More than 10,000 participants have registered for a new, free online six-week course beginning in April, which has been designed by Swinburne University to provide practical help to families with a child on the autism spectrum.
Autism spectrum disorder is a lifelong condition affecting about 1 per cent of children who typically have preoccupations, aversions, obsessions and difficulties with social interaction. But, despite the disorder's frequency and the challenges it poses to parents, carers and teachers, much online information is about diagnosis and emotional support rather than practical help.
Now, a team at Swinburne University has stepped in to move away from "the theory of autism" to provide a free, practical online six-week course designed to give parents and carers strategies to help their child - and the family.
Lecturer in education Emma Donaldson, one of the course's designers, said it was clear "the autism community is in dire need of practical advice and support".
Swinburne's MOOC will be launched April 2 – World Autism Awareness Day – with an orientation week that will cover netiquette, e-safety, ethics and online navigation before the full six-week course begins April 13.
"The autism MOOC takes a very practical approach to autism…through the lens of inclusivity, fostering understanding and equipping participants with the skills and knowledge to solve practical issues in (their) lives...," Ms Donaldson said.
She said many carers were knowledgeable about the theories and research associated with autism but lacked practical advice and support. "Our overarching aim is to equip participants with the skills to improve the lives of individuals with autism and their families."
Offering the course online will add flexibility and improve the reach of the course. "The MOOC is designed for participants to choose their own pathway and curate their content depending on their area of interest. [It] will require approximately two hours per week...there are no set times as it is a worldwide MOOC and we aim to accommodate for all time zones," Ms Donaldson said.
A weekly topic will be set and participants will be expected to engage in the content via videos and podcasts, by assessing given scenarios and sharing their own stories and experiences. Ms Donaldson said the program's creators hoped this approach would foster a sense of connectedness and community amongst participants.
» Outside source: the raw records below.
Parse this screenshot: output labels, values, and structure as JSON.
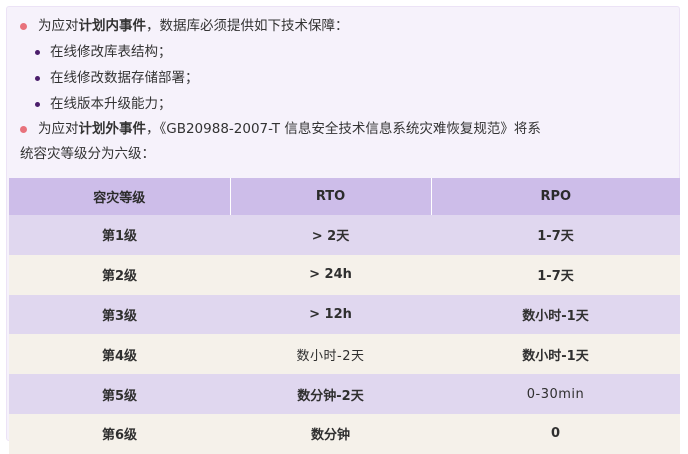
{
  "intro": {
    "line1_pre": "为应对",
    "line1_bold": "计划内事件",
    "line1_post": "，数据库必须提供如下技术保障：",
    "sub_items": [
      "在线修改库表结构；",
      "在线修改数据存储部署；",
      "在线版本升级能力；"
    ],
    "line2_pre": "为应对",
    "line2_bold": "计划外事件",
    "line2_post": "，《GB20988-2007-T 信息安全技术信息系统灾难恢复规范》将系",
    "line3": "统容灾等级分为六级："
  },
  "table": {
    "headers": [
      "容灾等级",
      "RTO",
      "RPO"
    ],
    "rows": [
      [
        "第1级",
        "> 2天",
        "1-7天"
      ],
      [
        "第2级",
        "> 24h",
        "1-7天"
      ],
      [
        "第3级",
        "> 12h",
        "数小时-1天"
      ],
      [
        "第4级",
        "数小时-2天",
        "数小时-1天"
      ],
      [
        "第5级",
        "数分钟-2天",
        "0-30min"
      ],
      [
        "第6级",
        "数分钟",
        "0"
      ]
    ]
  },
  "colors": {
    "card_bg": "#f6f2fb",
    "header_bg": "#cdbde9",
    "row_odd": "#e0d7ef",
    "row_even": "#f5f1ea",
    "bullet_red": "#e8727c",
    "bullet_purple": "#4b1e6b"
  }
}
"Our hope is that we are able to build a community of support from this MOOC and that there will be more iterations of the course. In six weeks we can only scratch the surface but if successful we hope to build on its successes," she said.
So far, she said, feedback on the course design has been positive and early enrolments had exceeded expectations. Wyndham Vale mother of two Eileen Harding is looking forward to the course and to working collaboratively with others. Her six year old son, Blake, is on the autism spectrum, classified as mild high functioning.
Ms Harding hopes toget a better understanding of how to help her son with day-to-day activities and life in general. "I'm also interested in how others deal with meltdowns and getting younger children to eat more foods. As Blake has sensory issues with food, it's very hard to get him to try new foods," she said.
Although focusing on general coping mechanisms, the coordinators hope that during the scenarios and discussions, participants will look deeper into other topics relevant to their situation, such as communication or special interests. "The course will cover a range of topics across the spectrum, lifespan and gender," Ms Donaldson said.
Ms Harding says the course will fit well with the wider online support community.
"[Amaze] has amazing information on their website on how to understand and relate to autism... I have found there are also heaps of online support groups for parents and families, especially on Facebook which is great at 2am after a really bad day or night of meltdowns and you just want to vent," she said.
Fiona Sharkie, CEO of the peak body for autism spectrum disorders in Victoria, Amaze, is supportive of the new program.
"Anything that is going to make the world of autism better understood by the broader community is a great idea," she said.